Last edited by Kenneth on Fri Feb 16, 2007 11:58 am, edited 1 time in total.

Fri Feb 16, 2007 11:05 am

What?

Fri Feb 16, 2007 1:51 pm

Kenneth wrote:
Gregory Nolan Jr. wrote:I haven't been able to make it to FECC as much lately and that probably won't change, but it's still a pleasure. One always has to sift through it, of course, but it's worth staying having some patience with. There's no editor here -and that's both a good and bad thing.

I do think some of our newer members (accounts opened as recently as last year or way under 1000 posts) have some nerve chasing off one of the most accomplished Elvis fans/ writers/ researchers / etc. on the board.

Ger Rijff can be ornery but he's earned it, particularly when provoked.
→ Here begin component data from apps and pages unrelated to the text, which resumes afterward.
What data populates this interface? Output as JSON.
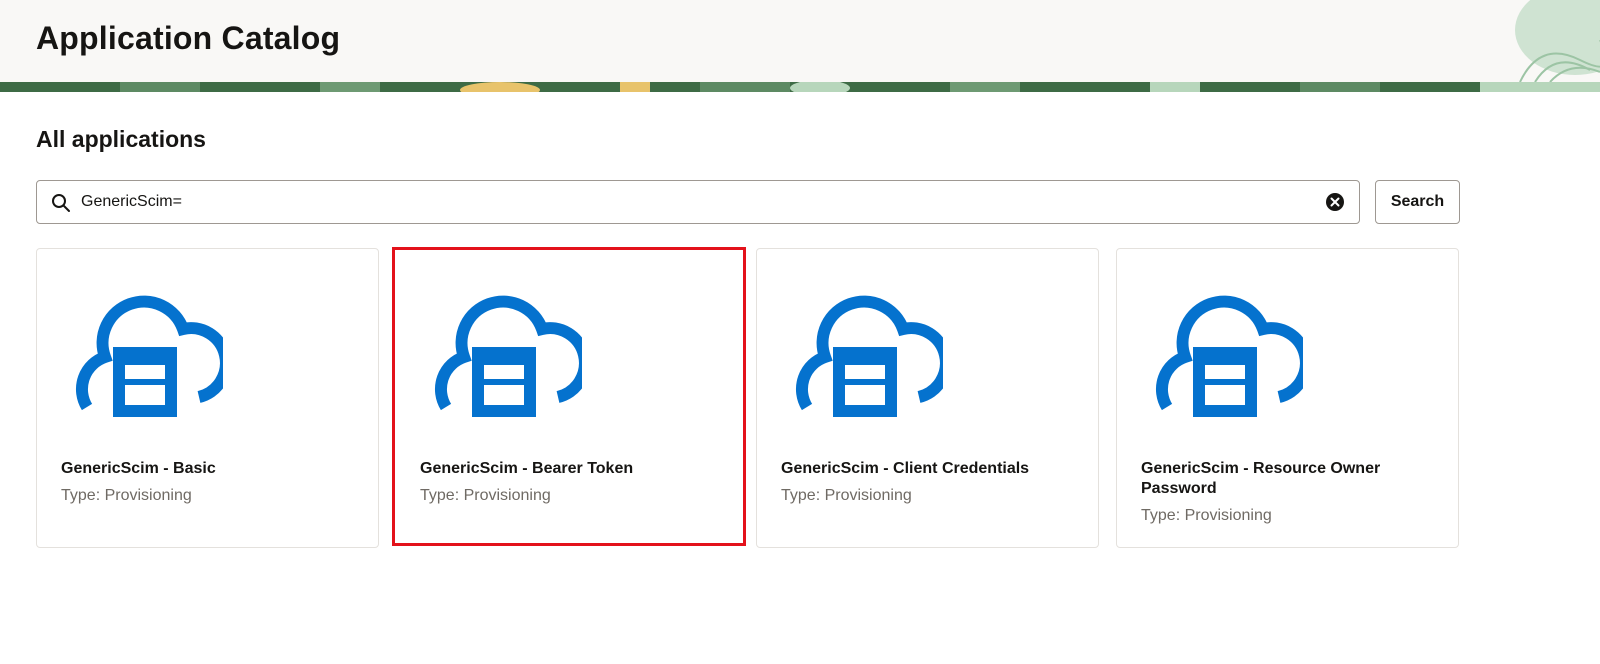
{
  "header": {
    "title": "Application Catalog"
  },
  "section": {
    "title": "All applications"
  },
  "search": {
    "value": "GenericScim=",
    "button_label": "Search"
  },
  "icons": {
    "search": "search-icon",
    "clear": "clear-circle-icon",
    "app": "cloud-app-icon"
  },
  "colors": {
    "icon_blue": "#0572ce",
    "highlight_red": "#e3121b"
  },
  "apps": [
    {
      "name": "GenericScim - Basic",
      "type": "Type: Provisioning"
    },
    {
      "name": "GenericScim - Bearer Token",
      "type": "Type: Provisioning"
    },
    {
      "name": "GenericScim - Client Credentials",
      "type": "Type: Provisioning"
    },
    {
      "name": "GenericScim - Resource Owner Password",
      "type": "Type: Provisioning"
    }
  ]
}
Folks like Sid and "Kenneth" need to earn their keep around here a bit.

He is one of the few people who's earned the right to pop off on nearly every Elvis era, whether you realize who and what he's done - or not.

Kenneth and Sid: go to the "naughty spot." :evil:


I have followed you on this MB and of over 6000 posts I get a feeling that you haven't time listening and studying Elvis. If you think that I have more respect to a guy like Ger Rijff or a person who have posted 1000+ posts here you are wrong my friend. In fact, I'am more interested in the fans who don't contribute much here. They have also a story to tell, but some of them don't dare because they are afraid of some of the 1000+ posters here :wink:



How I missed this post I will never know but here goes!

Dear Mr Gregory Nolan

Which part of my post do you think I need to go to the naughty spot for?

You obviously read it and thought it was a bit cheeky of me. Well I can assure you it wasn't and neither was it taken as such by Ger.

Tell you what......get in touch with Ger........ask him if I should go to the naughty spot........I have a feeling he may say Yes but only if only he can come with me

:wink:

Fri Feb 16, 2007 1:54 pm

Amen, to LTB and great analysis of the genius of "Heartbreak Hotel," the blues and other "simple music." Likewise, we can extend that to "That's All Right" or "Blue Moon" or any other timeless tunes of the '50s.

"Kenneth," earn your keep around here. I have no need to defend myself to a "newbie" who calls the Sun Sessions "childish." I just say have a little respect to Ger (even if he was way too cranky) unless you're prepared to offer us your contributions to the Elvis world.

Fri Feb 16, 2007 2:22 pm

Sure Ger may have knowledge than me in the Elvis world, but he has got a more inflated ego and temper than his entire book collection. You don't like the future of Elvis fans.............well would you rather them just die out!! Ger, we're doing a lot for the future of the man. I am always trying my very hardest to campaign that Elvis was a serious artist, and to make people understand the man behind the stupid stereotype. Without the youth of Elvis fans after the older bunch, Elvis has no future. End of story, bottom line

Fri Feb 16, 2007 2:25 pm

LTB -
I don't have First Live Recordings, but my recollection is that Rock Around The Clock sounded like Tweedle Dee. But then again, I haven't heard TD in quite a while.

I have faith that Ernst will find this one day. He's a fan of detective stories, and he has certainly used his own investigative skills to turned up some gems over the years.

Fri Feb 16, 2007 2:30 pm

You´d better watch out, Greg, you're being followed! :wink: